  • Dineen A. Miller

    >Raising teens today is a big challenge. Rachelle, you know I adore you so I'm sharing a link to a post I wrote about raising teens with the hopes it will in some small way help keep your chin up as you have for me so many times, my friend. Hugs!

  • Mischia

    >"Bless your heart!" (Spoken with a southern twang.)

    I have 3 daughters. I understand some of the emotions whirling around your house!

  • marion

    >What are jeggings? (Guess I'm an old fogey!)
    Rachelle, thanks so much for this post.
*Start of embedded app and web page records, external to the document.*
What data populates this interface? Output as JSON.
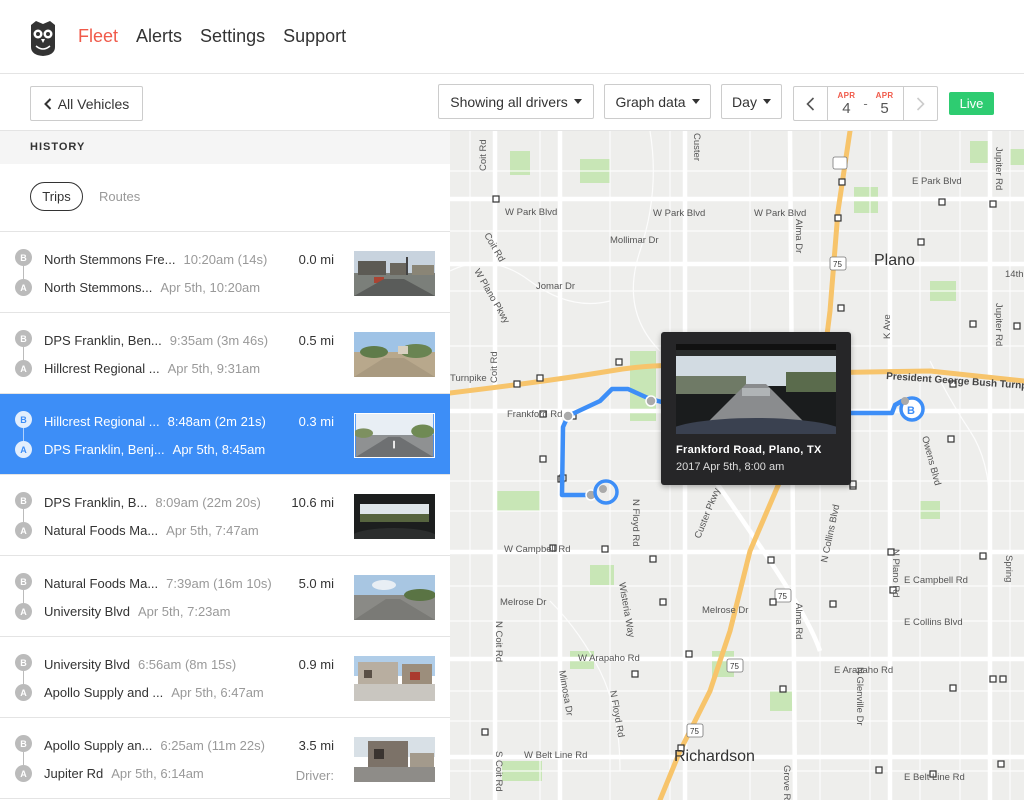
{
  "nav": {
    "items": [
      {
        "label": "Fleet",
        "active": true
      },
      {
        "label": "Alerts",
        "active": false
      },
      {
        "label": "Settings",
        "active": false
      },
      {
        "label": "Support",
        "active": false
      }
    ]
  },
  "toolbar": {
    "all_vehicles": "All Vehicles",
    "drivers_filter": "Showing all drivers",
    "graph_data": "Graph data",
    "period": "Day",
    "date_from": {
      "month": "APR",
      "day": "4"
    },
    "date_sep": "-",
    "date_to": {
      "month": "APR",
      "day": "5"
    },
    "live": "Live"
  },
  "sidebar": {
    "section_title": "HISTORY",
    "tabs": {
      "trips": "Trips",
      "routes": "Routes"
    },
    "trips": [
      {
        "dest": "North Stemmons Fre...",
        "dest_meta": "10:20am (14s)",
        "origin": "North Stemmons...",
        "origin_meta": "Apr 5th, 10:20am",
        "distance": "0.0 mi",
        "selected": false
      },
      {
        "dest": "DPS Franklin, Ben...",
        "dest_meta": "9:35am (3m 46s)",
        "origin": "Hillcrest Regional ...",
        "origin_meta": "Apr 5th, 9:31am",
        "distance": "0.5 mi",
        "selected": false
      },
      {
        "dest": "Hillcrest Regional ...",
        "dest_meta": "8:48am (2m 21s)",
        "origin": "DPS Franklin, Benj...",
        "origin_meta": "Apr 5th, 8:45am",
        "distance": "0.3 mi",
        "selected": true
      },
      {
        "dest": "DPS Franklin, B...",
        "dest_meta": "8:09am (22m 20s)",
        "origin": "Natural Foods Ma...",
        "origin_meta": "Apr 5th, 7:47am",
        "distance": "10.6 mi",
        "selected": false
      },
      {
        "dest": "Natural Foods Ma...",
        "dest_meta": "7:39am (16m 10s)",
        "origin": "University Blvd",
        "origin_meta": "Apr 5th, 7:23am",
        "distance": "5.0 mi",
        "selected": false
      },
      {
        "dest": "University Blvd",
        "dest_meta": "6:56am (8m 15s)",
        "origin": "Apollo Supply and ...",
        "origin_meta": "Apr 5th, 6:47am",
        "distance": "0.9 mi",
        "selected": false
      },
      {
        "dest": "Apollo Supply an...",
        "dest_meta": "6:25am (11m 22s)",
        "origin": "Jupiter Rd",
        "origin_meta": "Apr 5th, 6:14am",
        "distance": "3.5 mi",
        "driver": "Driver:",
        "selected": false
      }
    ],
    "marker_b": "B",
    "marker_a": "A"
  },
  "map": {
    "labels": {
      "plano": "Plano",
      "richardson": "Richardson",
      "turnpike": "Turnpike",
      "president_bush": "President George Bush Turnp",
      "frankford": "Frankford Rd",
      "w_park_blvd": "W Park Blvd",
      "w_park_blvd2": "W Park Blvd",
      "w_park_blvd3": "W Park Blvd",
      "e_park_blvd": "E Park Blvd",
      "mollimar": "Mollimar Dr",
      "jomar": "Jomar Dr",
      "w_campbell": "W Campbell Rd",
      "e_campbell": "E Campbell Rd",
      "melrose": "Melrose Dr",
      "mimosa": "Mimosa Dr",
      "w_arapaho": "W Arapaho Rd",
      "e_arapaho": "E Arapaho Rd",
      "e_collins": "E Collins Blvd",
      "n_collins": "N Collins Blvd",
      "w_belt": "W Belt Line Rd",
      "e_belt": "E Belt Line Rd",
      "owens": "Owens Blvd",
      "custer": "Custer Pkwy",
      "custer_top": "Custer",
      "alma": "Alma Dr",
      "alma2": "Alma Rd",
      "jupiter": "Jupiter Rd",
      "jupiter2": "Jupiter Rd",
      "n_coit": "N Coit Rd",
      "coit": "Coit Rd",
      "coit2": "Coit Rd",
      "coit3": "Coit Rd",
      "n_plano": "N Plano Rd",
      "n_glenville": "N Glenville Dr",
      "n_floyd": "N Floyd Rd",
      "wisteria": "Wisteria Way",
      "s_coit": "S Coit Rd",
      "grove": "Grove R",
      "k_ave": "K Ave",
      "fourteenth": "14th",
      "spring": "Spring",
      "w_plano_pkwy": "W Plano Pkwy",
      "hwy75": "75",
      "marker_b": "B"
    }
  },
  "popup": {
    "title": "Frankford Road, Plano, TX",
    "date": "2017 Apr 5th, 8:00 am"
  },
  "colors": {
    "accent": "#f05a4a",
    "selected": "#3d8ef7",
    "live": "#2ecc71",
    "route": "#3d8ef7",
    "highway": "#f7c46b"
  }
}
It rescued my week-old blog from the doldrums. The link's up there. I hope all my friends will see it & laugh.
    Thanks, y'all, for your funny comments as well.

  • Kathryn Magendie

    >*laugh* And that's why I love writing about kids at that age. :-D

  • Katlen

    >Great post!

    My daughter is the same way…they know everything and tell you what you want to hear. I agree with (Ca88andra) it's Karma, I used to be the same way.

  • Lars

    >I still say this to my 30+ boys!

  • Lars

    >. . . and they respond the same!

  • Kristin

    >Awwww…that lovely age where you know just enough to think you know everything.

    Not sure if that's better than my current stage which is knowing enough to realize I know nothing.

  • Tin Cup

    >At that age they know everything already. In another couple years she'll actually start explaining to you what she knows and why she's right and you just don't get it. Ah, to be young again.

  • Linda Hoye

    >Ah to be that wise!

  • Robin

    >Well. I guess she TOLD you!

  • Philip Isles

    >When I was 9 my mom came into my room and found me writing on my ol' Apple IIGS. When she asked me what I was writing I said, "my memoirs."

    I don't know what I wouldn't give to have those pages back!

  • Kelly Combs

    >I love the comment from the lady who asked what jeggings were. Jeans + leggings = jeggings!

    I have an 11 yr old too, so I loved your story. Hope she is feeling better!

  • Shelly Goodman Wright

    >I've got an eleven-year old myself. Our big arguement this weekend was over ordering from the 'kids' menu. I've got three girls, 11, 9, and 7; all girly and emotional (and I'm not much better). My poor husband! LOL

  • Gwen Stewart

    >I am reallly late in responding to this post, but WOW, Rachelle. I think our daughters would be good friends. She's 11 going on 12 going on 45. And I'm either the wise hero or the dorky minivan mom. Often in the same minute.

    Thanks for sharing! :)

  • Hallie

    >Ha! I have one of those, too. My eleven-year-old daughter says, "I know" to E-VERY-THING! If I had a dime for every "Mom, I KNOW!"….:)

  • Pingback: Gabster()

  • Free iPhone 4S

    Thanks for sharing! Nice to see posts that actually go in to depth rather than just touching the surface :D

  • Bowl

    Wow! This could be one of the most helpful blogs we’ve ever come across on thesubject. Basically great article! I am also an expert in this topic so I can understand your hard work. tea infuser

  • MAC Makeup

    Thtank you for share!

Site by Author Media © Rachelle Gardner.